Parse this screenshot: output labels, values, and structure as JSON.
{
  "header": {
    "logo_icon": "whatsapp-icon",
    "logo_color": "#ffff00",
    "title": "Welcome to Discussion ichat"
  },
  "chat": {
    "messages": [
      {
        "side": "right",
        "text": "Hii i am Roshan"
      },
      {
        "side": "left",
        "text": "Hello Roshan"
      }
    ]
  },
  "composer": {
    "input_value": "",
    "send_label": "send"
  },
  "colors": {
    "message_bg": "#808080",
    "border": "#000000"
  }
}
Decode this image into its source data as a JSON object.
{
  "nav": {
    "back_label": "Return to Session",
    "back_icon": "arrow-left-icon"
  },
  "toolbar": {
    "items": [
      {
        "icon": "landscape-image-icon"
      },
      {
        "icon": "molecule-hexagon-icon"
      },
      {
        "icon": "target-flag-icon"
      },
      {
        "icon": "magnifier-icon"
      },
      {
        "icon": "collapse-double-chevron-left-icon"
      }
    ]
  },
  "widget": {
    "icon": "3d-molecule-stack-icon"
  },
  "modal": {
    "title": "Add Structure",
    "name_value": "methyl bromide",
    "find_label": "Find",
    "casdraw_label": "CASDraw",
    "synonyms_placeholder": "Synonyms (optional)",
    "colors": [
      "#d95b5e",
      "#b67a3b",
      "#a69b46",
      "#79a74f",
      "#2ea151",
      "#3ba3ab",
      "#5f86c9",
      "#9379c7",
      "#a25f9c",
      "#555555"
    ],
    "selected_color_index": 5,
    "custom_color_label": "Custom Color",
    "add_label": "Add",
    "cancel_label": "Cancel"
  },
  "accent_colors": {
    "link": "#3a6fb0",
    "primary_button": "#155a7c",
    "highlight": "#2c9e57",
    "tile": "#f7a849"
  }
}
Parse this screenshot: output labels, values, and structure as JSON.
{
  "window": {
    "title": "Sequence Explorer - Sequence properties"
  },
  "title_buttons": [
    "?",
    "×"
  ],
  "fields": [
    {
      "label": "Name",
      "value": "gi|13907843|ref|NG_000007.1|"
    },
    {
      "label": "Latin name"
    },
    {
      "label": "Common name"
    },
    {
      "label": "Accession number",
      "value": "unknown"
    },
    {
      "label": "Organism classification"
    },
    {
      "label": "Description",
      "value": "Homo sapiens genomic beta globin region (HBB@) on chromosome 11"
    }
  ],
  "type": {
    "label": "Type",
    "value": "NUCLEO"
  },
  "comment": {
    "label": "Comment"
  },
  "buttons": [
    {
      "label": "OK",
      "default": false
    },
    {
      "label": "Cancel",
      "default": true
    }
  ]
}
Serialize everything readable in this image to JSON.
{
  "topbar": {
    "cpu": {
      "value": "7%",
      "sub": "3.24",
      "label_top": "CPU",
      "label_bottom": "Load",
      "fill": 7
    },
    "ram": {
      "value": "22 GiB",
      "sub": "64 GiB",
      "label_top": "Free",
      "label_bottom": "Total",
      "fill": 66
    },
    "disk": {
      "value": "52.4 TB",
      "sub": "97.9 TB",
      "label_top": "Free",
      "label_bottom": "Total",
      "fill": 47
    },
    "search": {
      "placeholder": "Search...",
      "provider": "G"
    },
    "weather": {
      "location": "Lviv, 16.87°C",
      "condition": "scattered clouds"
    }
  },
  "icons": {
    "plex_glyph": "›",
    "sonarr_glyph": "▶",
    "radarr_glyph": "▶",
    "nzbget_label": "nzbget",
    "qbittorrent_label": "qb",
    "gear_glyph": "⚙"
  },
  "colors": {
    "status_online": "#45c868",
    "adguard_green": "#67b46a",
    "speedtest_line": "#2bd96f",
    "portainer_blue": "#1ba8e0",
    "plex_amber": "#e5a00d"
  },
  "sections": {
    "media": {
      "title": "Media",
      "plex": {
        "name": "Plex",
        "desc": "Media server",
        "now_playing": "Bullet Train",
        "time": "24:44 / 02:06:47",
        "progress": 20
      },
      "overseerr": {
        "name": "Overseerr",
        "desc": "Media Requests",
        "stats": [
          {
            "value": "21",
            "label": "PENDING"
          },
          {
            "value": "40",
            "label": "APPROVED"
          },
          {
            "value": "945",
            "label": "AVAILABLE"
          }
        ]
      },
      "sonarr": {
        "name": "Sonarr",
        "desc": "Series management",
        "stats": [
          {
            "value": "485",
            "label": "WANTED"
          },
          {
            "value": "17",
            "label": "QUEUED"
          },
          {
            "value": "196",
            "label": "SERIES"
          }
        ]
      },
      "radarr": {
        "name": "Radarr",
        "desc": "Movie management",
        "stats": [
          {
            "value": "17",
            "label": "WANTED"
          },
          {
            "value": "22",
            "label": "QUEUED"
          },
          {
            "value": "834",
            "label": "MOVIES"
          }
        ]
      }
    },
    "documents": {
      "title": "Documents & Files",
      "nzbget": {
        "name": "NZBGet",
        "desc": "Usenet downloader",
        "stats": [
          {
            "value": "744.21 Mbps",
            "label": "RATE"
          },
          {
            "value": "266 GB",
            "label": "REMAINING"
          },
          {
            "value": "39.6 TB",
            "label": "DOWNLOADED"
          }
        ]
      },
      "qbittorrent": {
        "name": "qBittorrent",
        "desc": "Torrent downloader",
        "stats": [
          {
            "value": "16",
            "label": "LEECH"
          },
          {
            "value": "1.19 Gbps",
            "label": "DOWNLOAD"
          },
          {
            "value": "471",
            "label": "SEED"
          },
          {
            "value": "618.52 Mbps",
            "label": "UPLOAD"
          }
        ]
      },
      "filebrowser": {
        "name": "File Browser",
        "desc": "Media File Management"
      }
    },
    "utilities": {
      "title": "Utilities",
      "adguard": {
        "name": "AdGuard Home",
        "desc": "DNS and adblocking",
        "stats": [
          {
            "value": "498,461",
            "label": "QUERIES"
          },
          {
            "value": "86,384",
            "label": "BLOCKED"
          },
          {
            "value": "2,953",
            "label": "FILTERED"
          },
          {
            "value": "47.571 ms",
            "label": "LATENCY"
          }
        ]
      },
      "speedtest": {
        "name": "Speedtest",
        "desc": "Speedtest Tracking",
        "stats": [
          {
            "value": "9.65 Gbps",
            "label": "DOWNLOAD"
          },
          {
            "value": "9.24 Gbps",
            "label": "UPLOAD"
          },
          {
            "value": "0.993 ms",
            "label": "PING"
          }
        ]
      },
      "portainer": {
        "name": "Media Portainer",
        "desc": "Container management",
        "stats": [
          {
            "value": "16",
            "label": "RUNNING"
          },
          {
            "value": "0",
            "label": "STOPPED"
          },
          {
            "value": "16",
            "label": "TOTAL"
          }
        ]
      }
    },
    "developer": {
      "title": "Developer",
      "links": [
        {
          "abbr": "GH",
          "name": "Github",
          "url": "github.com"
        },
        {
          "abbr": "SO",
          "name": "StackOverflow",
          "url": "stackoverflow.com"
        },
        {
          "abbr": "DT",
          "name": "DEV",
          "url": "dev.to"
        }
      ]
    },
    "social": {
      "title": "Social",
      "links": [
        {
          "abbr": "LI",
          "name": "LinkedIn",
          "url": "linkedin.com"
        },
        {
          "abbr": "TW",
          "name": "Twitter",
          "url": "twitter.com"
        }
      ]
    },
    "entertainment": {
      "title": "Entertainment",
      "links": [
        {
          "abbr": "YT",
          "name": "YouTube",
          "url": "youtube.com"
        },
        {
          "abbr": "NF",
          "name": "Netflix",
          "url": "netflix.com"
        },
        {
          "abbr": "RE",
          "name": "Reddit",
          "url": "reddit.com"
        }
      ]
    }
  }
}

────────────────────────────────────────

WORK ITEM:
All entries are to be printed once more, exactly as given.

WRITTEN RESPONSE:
Parse this screenshot: output labels, values, and structure as JSON.
{
  "header": {
    "logo_icon": "whatsapp-icon",
    "logo_color": "#ffff00",
    "title": "Welcome to Discussion ichat"
  },
  "chat": {
    "messages": [
      {
        "side": "right",
        "text": "Hii i am Roshan"
      },
      {
        "side": "left",
        "text": "Hello Roshan"
      }
    ]
  },
  "composer": {
    "input_value": "",
    "send_label": "send"
  },
  "colors": {
    "message_bg": "#808080",
    "border": "#000000"
  }
}
Decode this image into its source data as a JSON object.
{
  "nav": {
    "back_label": "Return to Session",
    "back_icon": "arrow-left-icon"
  },
  "toolbar": {
    "items": [
      {
        "icon": "landscape-image-icon"
      },
      {
        "icon": "molecule-hexagon-icon"
      },
      {
        "icon": "target-flag-icon"
      },
      {
        "icon": "magnifier-icon"
      },
      {
        "icon": "collapse-double-chevron-left-icon"
      }
    ]
  },
  "widget": {
    "icon": "3d-molecule-stack-icon"
  },
  "modal": {
    "title": "Add Structure",
    "name_value": "methyl bromide",
    "find_label": "Find",
    "casdraw_label": "CASDraw",
    "synonyms_placeholder": "Synonyms (optional)",
    "colors": [
      "#d95b5e",
      "#b67a3b",
      "#a69b46",
      "#79a74f",
      "#2ea151",
      "#3ba3ab",
      "#5f86c9",
      "#9379c7",
      "#a25f9c",
      "#555555"
    ],
    "selected_color_index": 5,
    "custom_color_label": "Custom Color",
    "add_label": "Add",
    "cancel_label": "Cancel"
  },
  "accent_colors": {
    "link": "#3a6fb0",
    "primary_button": "#155a7c",
    "highlight": "#2c9e57",
    "tile": "#f7a849"
  }
}
Parse this screenshot: output labels, values, and structure as JSON.
{
  "window": {
    "title": "Sequence Explorer - Sequence properties"
  },
  "title_buttons": [
    "?",
    "×"
  ],
  "fields": [
    {
      "label": "Name",
      "value": "gi|13907843|ref|NG_000007.1|"
    },
    {
      "label": "Latin name"
    },
    {
      "label": "Common name"
    },
    {
      "label": "Accession number",
      "value": "unknown"
    },
    {
      "label": "Organism classification"
    },
    {
      "label": "Description",
      "value": "Homo sapiens genomic beta globin region (HBB@) on chromosome 11"
    }
  ],
  "type": {
    "label": "Type",
    "value": "NUCLEO"
  },
  "comment": {
    "label": "Comment"
  },
  "buttons": [
    {
      "label": "OK",
      "default": false
    },
    {
      "label": "Cancel",
      "default": true
    }
  ]
}
Serialize everything readable in this image to JSON.
{
  "topbar": {
    "cpu": {
      "value": "7%",
      "sub": "3.24",
      "label_top": "CPU",
      "label_bottom": "Load",
      "fill": 7
    },
    "ram": {
      "value": "22 GiB",
      "sub": "64 GiB",
      "label_top": "Free",
      "label_bottom": "Total",
      "fill": 66
    },
    "disk": {
      "value": "52.4 TB",
      "sub": "97.9 TB",
      "label_top": "Free",
      "label_bottom": "Total",
      "fill": 47
    },
    "search": {
      "placeholder": "Search...",
      "provider": "G"
    },
    "weather": {
      "location": "Lviv, 16.87°C",
      "condition": "scattered clouds"
    }
  },
  "icons": {
    "plex_glyph": "›",
    "sonarr_glyph": "▶",
    "radarr_glyph": "▶",
    "nzbget_label": "nzbget",
    "qbittorrent_label": "qb",
    "gear_glyph": "⚙"
  },
  "colors": {
    "status_online": "#45c868",
    "adguard_green": "#67b46a",
    "speedtest_line": "#2bd96f",
    "portainer_blue": "#1ba8e0",
    "plex_amber": "#e5a00d"
  },
  "sections": {
    "media": {
      "title": "Media",
      "plex": {
        "name": "Plex",
        "desc": "Media server",
        "now_playing": "Bullet Train",
        "time": "24:44 / 02:06:47",
        "progress": 20
      },
      "overseerr": {
        "name": "Overseerr",
        "desc": "Media Requests",
        "stats": [
          {
            "value": "21",
            "label": "PENDING"
          },
          {
            "value": "40",
            "label": "APPROVED"
          },
          {
            "value": "945",
            "label": "AVAILABLE"
          }
        ]
      },
      "sonarr": {
        "name": "Sonarr",
        "desc": "Series management",
        "stats": [
          {
            "value": "485",
            "label": "WANTED"
          },
          {
            "value": "17",
            "label": "QUEUED"
          },
          {
            "value": "196",
            "label": "SERIES"
          }
        ]
      },
      "radarr": {
        "name": "Radarr",
        "desc": "Movie management",
        "stats": [
          {
            "value": "17",
            "label": "WANTED"
          },
          {
            "value": "22",
            "label": "QUEUED"
          },
          {
            "value": "834",
            "label": "MOVIES"
          }
        ]
      }
    },
    "documents": {
      "title": "Documents & Files",
      "nzbget": {
        "name": "NZBGet",
        "desc": "Usenet downloader",
        "stats": [
          {
            "value": "744.21 Mbps",
            "label": "RATE"
          },
          {
            "value": "266 GB",
            "label": "REMAINING"
          },
          {
            "value": "39.6 TB",
            "label": "DOWNLOADED"
          }
        ]
      },
      "qbittorrent": {
        "name": "qBittorrent",
        "desc": "Torrent downloader",
        "stats": [
          {
            "value": "16",
            "label": "LEECH"
          },
          {
            "value": "1.19 Gbps",
            "label": "DOWNLOAD"
          },
          {
            "value": "471",
            "label": "SEED"
          },
          {
            "value": "618.52 Mbps",
            "label": "UPLOAD"
          }
        ]
      },
      "filebrowser": {
        "name": "File Browser",
        "desc": "Media File Management"
      }
    },
    "utilities": {
      "title": "Utilities",
      "adguard": {
        "name": "AdGuard Home",
        "desc": "DNS and adblocking",
        "stats": [
          {
            "value": "498,461",
            "label": "QUERIES"
          },
          {
            "value": "86,384",
            "label": "BLOCKED"
          },
          {
            "value": "2,953",
            "label": "FILTERED"
          },
          {
            "value": "47.571 ms",
            "label": "LATENCY"
          }
        ]
      },
      "speedtest": {
        "name": "Speedtest",
        "desc": "Speedtest Tracking",
        "stats": [
          {
            "value": "9.65 Gbps",
            "label": "DOWNLOAD"
          },
          {
            "value": "9.24 Gbps",
            "label": "UPLOAD"
          },
          {
            "value": "0.993 ms",
            "label": "PING"
          }
        ]
      },
      "portainer": {
        "name": "Media Portainer",
        "desc": "Container management",
        "stats": [
          {
            "value": "16",
            "label": "RUNNING"
          },
          {
            "value": "0",
            "label": "STOPPED"
          },
          {
            "value": "16",
            "label": "TOTAL"
          }
        ]
      }
    },
    "developer": {
      "title": "Developer",
      "links": [
        {
          "abbr": "GH",
          "name": "Github",
          "url": "github.com"
        },
        {
          "abbr": "SO",
          "name": "StackOverflow",
          "url": "stackoverflow.com"
        },
        {
          "abbr": "DT",
          "name": "DEV",
          "url": "dev.to"
        }
      ]
    },
    "social": {
      "title": "Social",
      "links": [
        {
          "abbr": "LI",
          "name": "LinkedIn",
          "url": "linkedin.com"
        },
        {
          "abbr": "TW",
          "name": "Twitter",
          "url": "twitter.com"
        }
      ]
    },
    "entertainment": {
      "title": "Entertainment",
      "links": [
        {
          "abbr": "YT",
          "name": "YouTube",
          "url": "youtube.com"
        },
        {
          "abbr": "NF",
          "name": "Netflix",
          "url": "netflix.com"
        },
        {
          "abbr": "RE",
          "name": "Reddit",
          "url": "reddit.com"
        }
      ]
    }
  }
}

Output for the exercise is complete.